- Funding sources: This work was supported by the European Commission in its 6th Framework (EuroSTEC; LSHC-CT-2006-037409) and the Flemish Government (Instituut voor Wetenschap en Technologie; IWT/ 070715). SM, PK and VB were provided a grant within the Marie Curie Early Stage Research Training Programme (MEST CT2005 019707). VB is further supported by a Marie Curie Reintegration Grant (PERG07-GA-2010-268330; FP7-PEOPLE-2010-RG). JD is the recipient of a ‵Fundamental Clinical Researcher' grant of the Fonds voor Wetenschappelijk Onderzoek Vlaanderen (1.8.012.07.N.02)
- Conflicts of interest: None declared Note: use the same font size and style as for the author's affiliation.

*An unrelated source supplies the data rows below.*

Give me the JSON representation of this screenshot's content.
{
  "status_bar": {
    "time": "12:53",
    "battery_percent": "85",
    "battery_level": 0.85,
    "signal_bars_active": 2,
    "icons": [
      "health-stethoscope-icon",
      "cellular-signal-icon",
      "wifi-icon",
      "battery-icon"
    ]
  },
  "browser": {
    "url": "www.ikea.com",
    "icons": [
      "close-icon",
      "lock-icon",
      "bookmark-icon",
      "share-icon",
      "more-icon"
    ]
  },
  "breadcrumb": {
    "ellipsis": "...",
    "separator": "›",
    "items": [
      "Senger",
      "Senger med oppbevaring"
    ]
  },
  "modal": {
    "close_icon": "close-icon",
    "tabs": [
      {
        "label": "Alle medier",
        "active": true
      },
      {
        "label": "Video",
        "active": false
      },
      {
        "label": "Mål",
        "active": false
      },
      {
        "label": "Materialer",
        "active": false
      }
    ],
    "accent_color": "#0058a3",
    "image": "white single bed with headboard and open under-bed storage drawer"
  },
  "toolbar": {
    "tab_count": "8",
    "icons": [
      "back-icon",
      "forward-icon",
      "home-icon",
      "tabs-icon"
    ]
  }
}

Prenatal tracheal occlusion (TO) promotes lung growth and is applied clinically in fetuses with severe congenital diaphragmatic hernia. Limited data are available regarding the effect of duration of TO on lung development. Our objective was to evaluate the effects of long (2 and 2.5 days) versus short (1 day) TO on lung development in rats with nitrofen-induced diaphragmatic hernia.
Nitrofen was administered on embryonic day (ED) 9 and fetal TO performed either on ED18.5, 19 or 20 (term = 22 days). Sham-operated and untouched littermates served as controls. On ED21, lungs were harvested and only fetuses with a left-sided diaphragmatic defect were included in further analyses.

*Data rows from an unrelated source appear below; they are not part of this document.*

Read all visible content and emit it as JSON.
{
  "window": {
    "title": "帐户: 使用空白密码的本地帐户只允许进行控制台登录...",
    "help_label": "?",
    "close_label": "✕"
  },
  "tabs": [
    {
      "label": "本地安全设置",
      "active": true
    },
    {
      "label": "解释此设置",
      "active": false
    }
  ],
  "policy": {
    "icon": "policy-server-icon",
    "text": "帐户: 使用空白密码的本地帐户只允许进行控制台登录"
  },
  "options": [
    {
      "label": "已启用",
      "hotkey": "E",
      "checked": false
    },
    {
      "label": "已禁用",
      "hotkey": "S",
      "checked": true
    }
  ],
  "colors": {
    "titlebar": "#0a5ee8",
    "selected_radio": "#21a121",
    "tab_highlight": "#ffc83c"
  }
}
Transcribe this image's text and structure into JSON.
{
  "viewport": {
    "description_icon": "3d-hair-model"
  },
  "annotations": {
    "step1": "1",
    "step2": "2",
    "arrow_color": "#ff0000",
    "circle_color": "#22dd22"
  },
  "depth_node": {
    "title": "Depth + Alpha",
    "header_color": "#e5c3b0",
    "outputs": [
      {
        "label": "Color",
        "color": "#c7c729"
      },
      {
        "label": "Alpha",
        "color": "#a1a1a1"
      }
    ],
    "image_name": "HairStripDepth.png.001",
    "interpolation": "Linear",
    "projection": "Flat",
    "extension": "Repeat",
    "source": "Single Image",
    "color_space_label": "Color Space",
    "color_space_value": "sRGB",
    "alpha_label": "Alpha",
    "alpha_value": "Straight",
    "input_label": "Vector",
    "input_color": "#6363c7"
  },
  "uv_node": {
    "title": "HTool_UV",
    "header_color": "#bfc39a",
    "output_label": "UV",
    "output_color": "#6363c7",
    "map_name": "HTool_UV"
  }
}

Lung–body-weight ratio incrementally increased with the duration of TO. Increased proliferation following long TO was confirmed by immunohistochemistry and qRT-PCR for the proliferation marker Ki-67. Irrespective of duration, TO induced more complex airway architecture. Medial wall thickness of pulmonary arteries was thinner after long rather than short TO.
In the nitrofen rat model of congenital diaphragmatic hernia, a longer period of TO leads to enhanced lung growth and less muscularized pulmonary arteries. © 2011 John Wiley & Sons, Ltd.